— Work required —
What is the number of lines in the data that contain "ExtEff"? Respond with nothing else.

Dataset excerpts section start

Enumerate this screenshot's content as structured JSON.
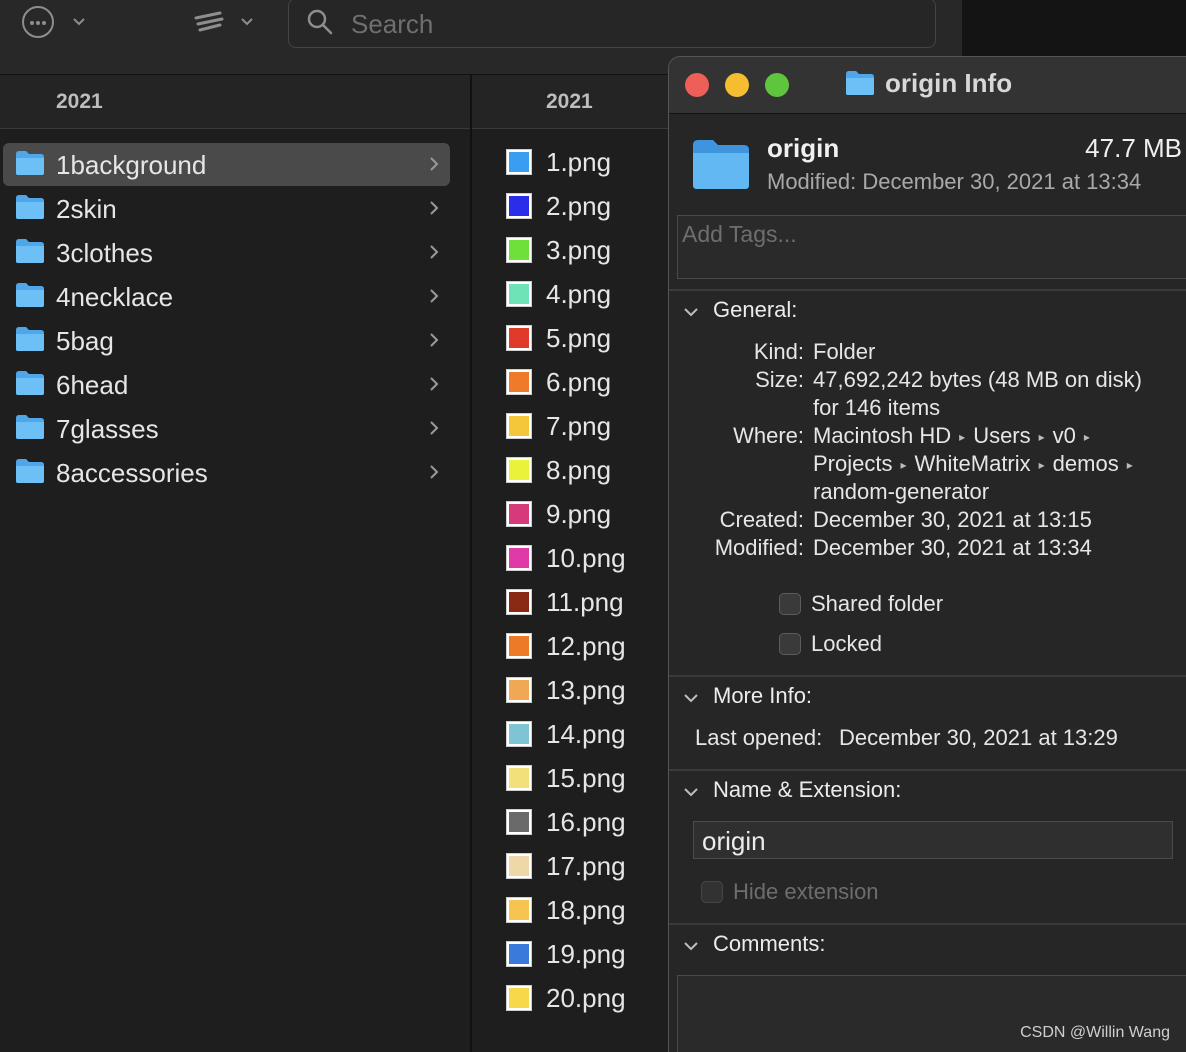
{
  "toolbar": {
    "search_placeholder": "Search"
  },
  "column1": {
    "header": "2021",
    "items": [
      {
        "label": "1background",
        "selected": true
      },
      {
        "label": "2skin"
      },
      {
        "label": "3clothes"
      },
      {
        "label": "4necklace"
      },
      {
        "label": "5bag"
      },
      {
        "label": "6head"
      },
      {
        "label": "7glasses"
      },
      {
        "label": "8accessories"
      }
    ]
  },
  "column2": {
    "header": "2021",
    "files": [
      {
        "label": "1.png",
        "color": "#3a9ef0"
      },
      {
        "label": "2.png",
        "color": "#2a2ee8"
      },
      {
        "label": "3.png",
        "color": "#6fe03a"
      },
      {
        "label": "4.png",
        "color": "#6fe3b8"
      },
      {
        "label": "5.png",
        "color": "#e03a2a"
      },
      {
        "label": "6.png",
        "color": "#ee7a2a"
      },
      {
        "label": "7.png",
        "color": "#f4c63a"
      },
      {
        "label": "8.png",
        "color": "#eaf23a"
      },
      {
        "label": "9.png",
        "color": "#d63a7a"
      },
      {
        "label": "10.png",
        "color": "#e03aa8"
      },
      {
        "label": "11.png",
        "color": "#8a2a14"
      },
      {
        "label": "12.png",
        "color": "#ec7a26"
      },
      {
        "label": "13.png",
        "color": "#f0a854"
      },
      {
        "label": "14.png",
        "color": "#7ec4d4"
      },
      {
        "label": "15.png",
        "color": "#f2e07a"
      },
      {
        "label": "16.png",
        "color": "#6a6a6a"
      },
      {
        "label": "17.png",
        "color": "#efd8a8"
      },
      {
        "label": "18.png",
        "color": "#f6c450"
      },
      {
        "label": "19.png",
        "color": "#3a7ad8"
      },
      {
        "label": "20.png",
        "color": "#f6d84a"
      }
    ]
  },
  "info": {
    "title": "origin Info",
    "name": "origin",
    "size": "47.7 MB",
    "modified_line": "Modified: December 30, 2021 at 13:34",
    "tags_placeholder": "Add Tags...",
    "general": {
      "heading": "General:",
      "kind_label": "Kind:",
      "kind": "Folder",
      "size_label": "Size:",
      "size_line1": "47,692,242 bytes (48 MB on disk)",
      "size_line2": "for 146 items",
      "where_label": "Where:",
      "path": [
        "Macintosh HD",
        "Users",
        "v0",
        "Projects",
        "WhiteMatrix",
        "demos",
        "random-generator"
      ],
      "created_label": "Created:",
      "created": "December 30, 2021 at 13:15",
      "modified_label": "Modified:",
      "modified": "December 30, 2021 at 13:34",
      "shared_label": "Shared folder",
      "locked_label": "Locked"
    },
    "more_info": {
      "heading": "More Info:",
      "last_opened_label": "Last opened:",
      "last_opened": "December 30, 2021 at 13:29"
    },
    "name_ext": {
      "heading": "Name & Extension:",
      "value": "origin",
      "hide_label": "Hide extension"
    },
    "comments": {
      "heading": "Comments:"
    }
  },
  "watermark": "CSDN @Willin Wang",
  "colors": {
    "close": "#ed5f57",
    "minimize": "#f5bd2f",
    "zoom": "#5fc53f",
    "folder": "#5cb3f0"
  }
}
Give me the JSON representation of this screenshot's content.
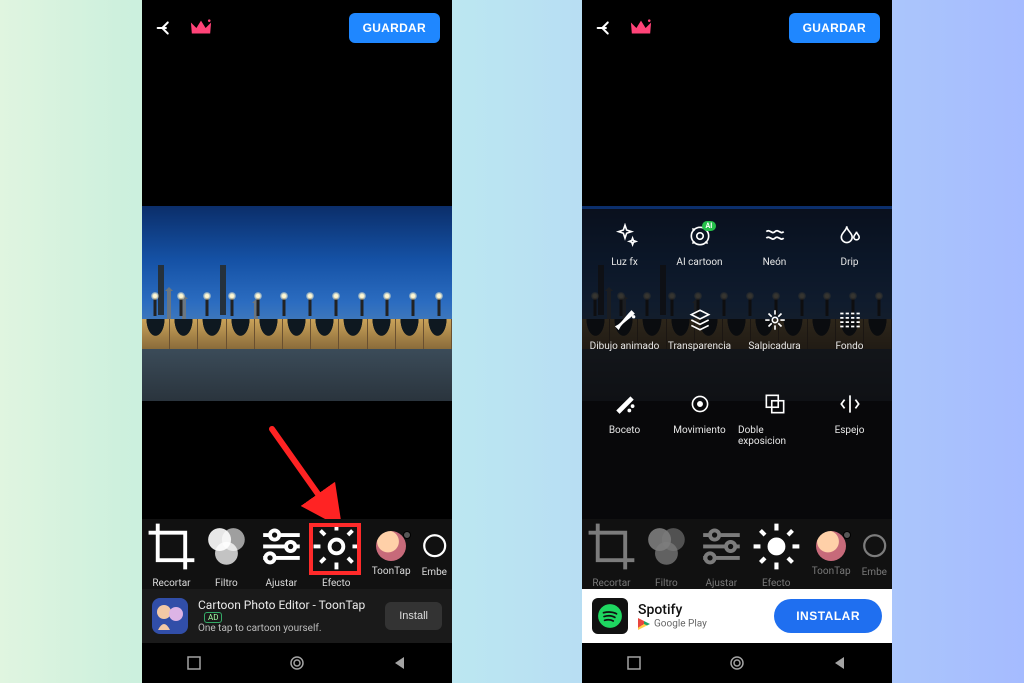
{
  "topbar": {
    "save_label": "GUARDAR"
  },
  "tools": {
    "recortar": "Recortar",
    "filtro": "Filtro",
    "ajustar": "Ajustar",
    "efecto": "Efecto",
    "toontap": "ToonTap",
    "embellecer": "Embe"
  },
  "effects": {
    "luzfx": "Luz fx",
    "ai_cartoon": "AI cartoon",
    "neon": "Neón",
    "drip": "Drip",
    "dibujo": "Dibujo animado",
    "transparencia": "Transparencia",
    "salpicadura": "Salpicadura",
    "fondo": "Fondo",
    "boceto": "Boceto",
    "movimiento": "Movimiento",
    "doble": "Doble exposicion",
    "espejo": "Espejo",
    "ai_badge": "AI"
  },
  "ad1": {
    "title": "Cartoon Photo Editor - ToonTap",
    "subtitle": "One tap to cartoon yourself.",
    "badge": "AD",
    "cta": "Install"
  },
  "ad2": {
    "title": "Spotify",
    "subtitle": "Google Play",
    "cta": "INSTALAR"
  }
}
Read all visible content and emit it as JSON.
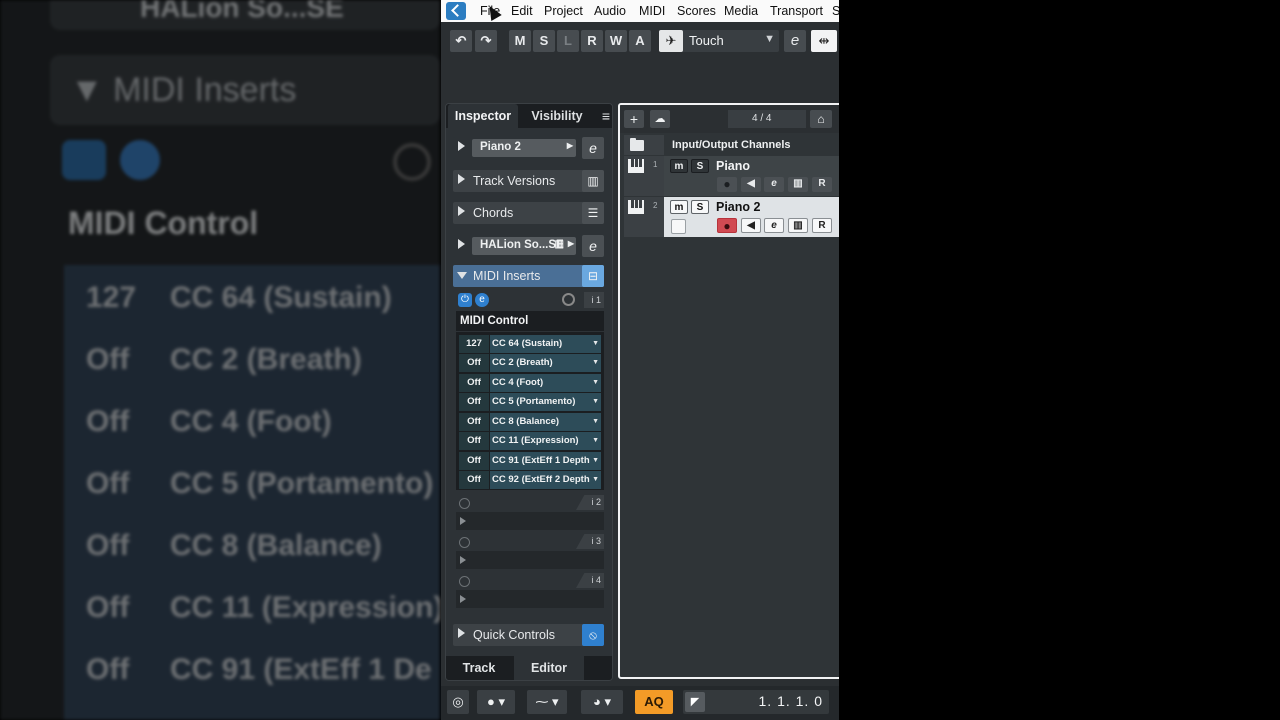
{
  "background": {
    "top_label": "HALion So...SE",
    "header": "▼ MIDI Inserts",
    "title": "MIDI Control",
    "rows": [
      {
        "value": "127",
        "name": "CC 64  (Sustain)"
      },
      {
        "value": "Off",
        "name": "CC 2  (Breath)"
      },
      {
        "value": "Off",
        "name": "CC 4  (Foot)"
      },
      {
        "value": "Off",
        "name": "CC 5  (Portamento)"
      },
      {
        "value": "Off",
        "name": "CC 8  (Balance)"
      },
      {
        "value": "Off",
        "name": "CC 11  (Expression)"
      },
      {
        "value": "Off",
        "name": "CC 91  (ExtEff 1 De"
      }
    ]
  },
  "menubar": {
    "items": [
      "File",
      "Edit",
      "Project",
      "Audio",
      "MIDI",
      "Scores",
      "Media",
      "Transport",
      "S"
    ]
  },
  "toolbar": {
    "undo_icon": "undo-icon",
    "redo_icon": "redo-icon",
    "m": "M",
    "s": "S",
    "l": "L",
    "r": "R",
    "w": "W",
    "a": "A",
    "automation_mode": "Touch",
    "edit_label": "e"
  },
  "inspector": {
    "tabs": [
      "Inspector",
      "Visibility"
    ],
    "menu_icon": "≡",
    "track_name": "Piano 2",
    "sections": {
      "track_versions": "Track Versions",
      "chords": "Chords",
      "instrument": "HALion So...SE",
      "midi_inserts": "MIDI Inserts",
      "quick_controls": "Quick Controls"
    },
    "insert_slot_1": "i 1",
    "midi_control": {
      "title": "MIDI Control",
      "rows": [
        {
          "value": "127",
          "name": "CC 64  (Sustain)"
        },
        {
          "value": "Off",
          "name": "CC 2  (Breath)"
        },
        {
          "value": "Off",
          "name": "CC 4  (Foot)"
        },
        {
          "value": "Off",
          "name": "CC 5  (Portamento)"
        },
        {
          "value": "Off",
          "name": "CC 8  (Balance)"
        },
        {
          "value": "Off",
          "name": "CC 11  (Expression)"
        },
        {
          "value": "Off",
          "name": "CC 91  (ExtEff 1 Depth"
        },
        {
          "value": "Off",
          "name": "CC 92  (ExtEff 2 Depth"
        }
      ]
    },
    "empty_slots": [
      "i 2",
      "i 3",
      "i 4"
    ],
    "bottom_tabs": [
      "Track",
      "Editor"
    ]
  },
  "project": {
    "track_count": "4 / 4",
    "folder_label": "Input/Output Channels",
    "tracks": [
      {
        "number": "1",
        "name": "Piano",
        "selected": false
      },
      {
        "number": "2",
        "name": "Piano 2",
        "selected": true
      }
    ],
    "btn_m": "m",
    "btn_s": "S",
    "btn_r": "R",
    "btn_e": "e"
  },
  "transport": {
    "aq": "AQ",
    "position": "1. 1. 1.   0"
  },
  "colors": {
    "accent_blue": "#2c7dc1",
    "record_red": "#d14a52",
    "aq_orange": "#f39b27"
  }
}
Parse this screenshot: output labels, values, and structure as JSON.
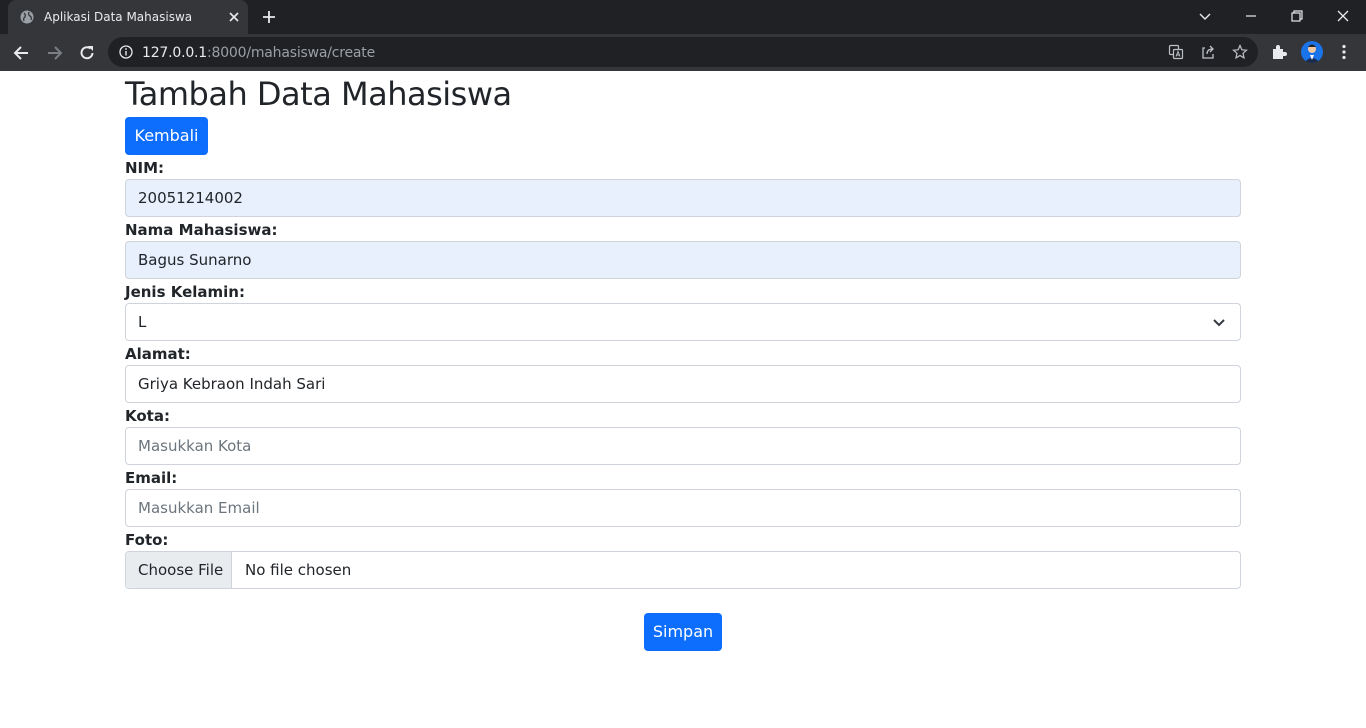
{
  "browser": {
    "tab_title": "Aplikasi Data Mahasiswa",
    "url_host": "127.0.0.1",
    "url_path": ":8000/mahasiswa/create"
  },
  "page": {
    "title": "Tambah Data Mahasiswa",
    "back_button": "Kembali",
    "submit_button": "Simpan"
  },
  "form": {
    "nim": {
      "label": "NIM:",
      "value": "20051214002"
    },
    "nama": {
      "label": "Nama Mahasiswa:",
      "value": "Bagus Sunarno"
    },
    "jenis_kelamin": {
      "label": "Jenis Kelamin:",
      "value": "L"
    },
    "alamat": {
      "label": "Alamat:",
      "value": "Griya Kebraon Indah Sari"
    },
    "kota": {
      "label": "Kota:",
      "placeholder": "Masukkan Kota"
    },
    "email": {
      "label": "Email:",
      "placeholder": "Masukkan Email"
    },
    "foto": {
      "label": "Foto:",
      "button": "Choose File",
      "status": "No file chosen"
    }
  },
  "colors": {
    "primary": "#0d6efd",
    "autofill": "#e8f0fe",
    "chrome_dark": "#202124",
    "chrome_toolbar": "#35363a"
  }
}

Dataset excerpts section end

— Answer to this exercise —
3